╭──
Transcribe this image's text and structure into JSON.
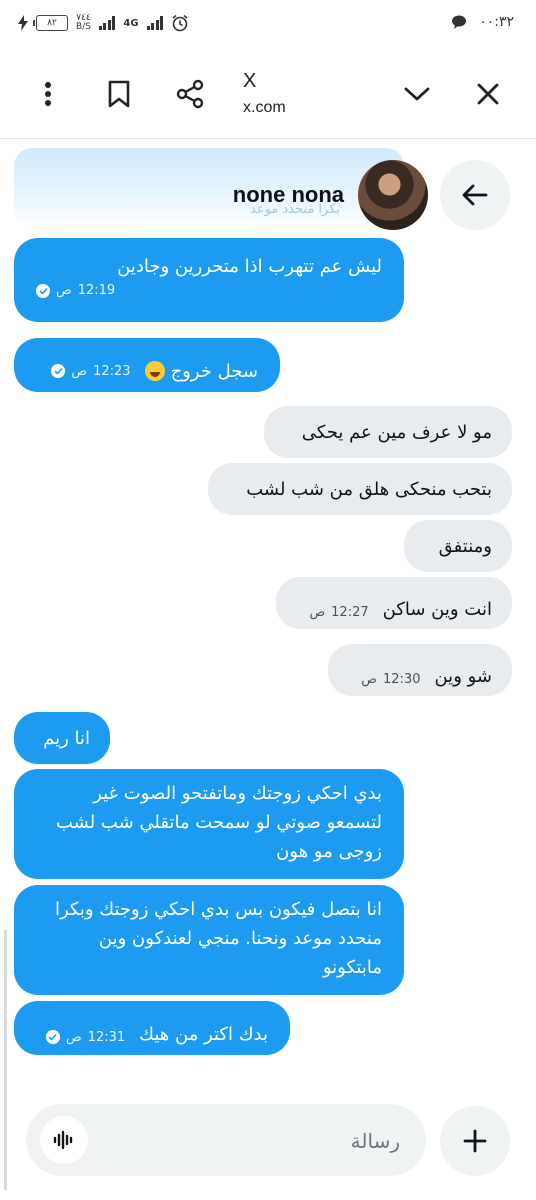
{
  "status_bar": {
    "battery": "٨٢",
    "net_speed_value": "٧٤٤",
    "net_speed_unit": "B/S",
    "network_type": "4G",
    "time": "٠٠:٣٢",
    "icons": [
      "charging-icon",
      "signal-icon",
      "alarm-icon",
      "chat-notification-icon"
    ]
  },
  "browser": {
    "page_title": "X",
    "host": "x.com"
  },
  "header": {
    "peer_name": "none nona",
    "faded_text": "بكرا منحدد موعد"
  },
  "messages": [
    {
      "dir": "out",
      "text": "ليش عم تتهرب اذا متحررين وجادين",
      "time": "12:19",
      "ampm": "ص",
      "read": true
    },
    {
      "dir": "out",
      "text": "سجل خروج",
      "emoji": "rofl",
      "time": "12:23",
      "ampm": "ص",
      "read": true
    },
    {
      "dir": "in",
      "text": "مو لا عرف مين عم يحكى"
    },
    {
      "dir": "in",
      "text": "بتحب منحكى هلق من شب لشب"
    },
    {
      "dir": "in",
      "text": "ومنتفق"
    },
    {
      "dir": "in",
      "text": "انت وين ساكن",
      "time": "12:27",
      "ampm": "ص"
    },
    {
      "dir": "in",
      "text": "شو وين",
      "time": "12:30",
      "ampm": "ص"
    },
    {
      "dir": "out",
      "text": "انا ريم"
    },
    {
      "dir": "out",
      "text": "بدي احكي زوجتك وماتفتحو الصوت غير لتسمعو صوتي لو سمحت ماتقلي شب لشب زوجى مو هون"
    },
    {
      "dir": "out",
      "text": "انا بتصل فيكون بس بدي احكي زوجتك وبكرا منحدد موعد ونحنا. منجي لعندكون وين مابتكونو"
    },
    {
      "dir": "out",
      "text": "بدك اكتر من هيك",
      "time": "12:31",
      "ampm": "ص",
      "read": true
    }
  ],
  "composer": {
    "placeholder": "رسالة"
  },
  "colors": {
    "bubble_out": "#1d9bf0",
    "bubble_in": "#e9ecee",
    "icon_button_bg": "#eff3f4"
  }
}
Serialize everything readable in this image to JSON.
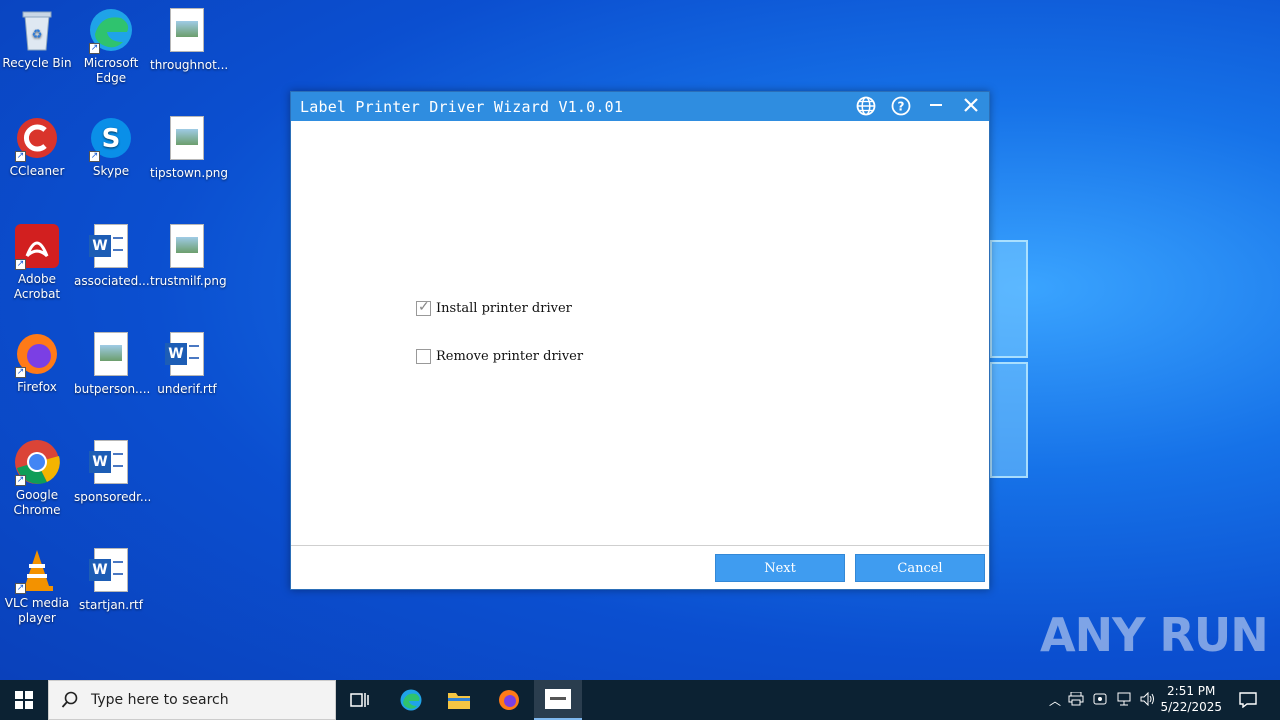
{
  "desktop_icons": [
    {
      "name": "Recycle Bin",
      "key": "recycle"
    },
    {
      "name": "Microsoft Edge",
      "key": "edge"
    },
    {
      "name": "throughnot...",
      "key": "img"
    },
    {
      "name": "CCleaner",
      "key": "ccleaner"
    },
    {
      "name": "Skype",
      "key": "skype"
    },
    {
      "name": "tipstown.png",
      "key": "img"
    },
    {
      "name": "Adobe Acrobat",
      "key": "acrobat"
    },
    {
      "name": "associated...",
      "key": "doc"
    },
    {
      "name": "trustmilf.png",
      "key": "img"
    },
    {
      "name": "Firefox",
      "key": "firefox"
    },
    {
      "name": "butperson....",
      "key": "img"
    },
    {
      "name": "underif.rtf",
      "key": "doc"
    },
    {
      "name": "Google Chrome",
      "key": "chrome"
    },
    {
      "name": "sponsoredr...",
      "key": "doc"
    },
    {
      "name": "VLC media player",
      "key": "vlc"
    },
    {
      "name": "startjan.rtf",
      "key": "doc"
    }
  ],
  "dialog": {
    "title": "Label Printer Driver Wizard  V1.0.01",
    "options": [
      {
        "label": "Install printer driver",
        "checked": true
      },
      {
        "label": "Remove printer driver",
        "checked": false
      }
    ],
    "next_label": "Next",
    "cancel_label": "Cancel"
  },
  "watermark": "ANY RUN",
  "taskbar": {
    "search_placeholder": "Type here to search",
    "time": "2:51 PM",
    "date": "5/22/2025"
  },
  "colors": {
    "titlebar": "#2f8de0",
    "button": "#3f9cf0",
    "taskbar": "#0c2233"
  }
}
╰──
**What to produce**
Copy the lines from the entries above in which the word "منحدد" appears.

**Solved exercise**
    "faded_text": "بكرا منحدد موعد"
      "text": "انا بتصل فيكون بس بدي احكي زوجتك وبكرا منحدد موعد ونحنا. منجي لعندكون وين مابتكونو"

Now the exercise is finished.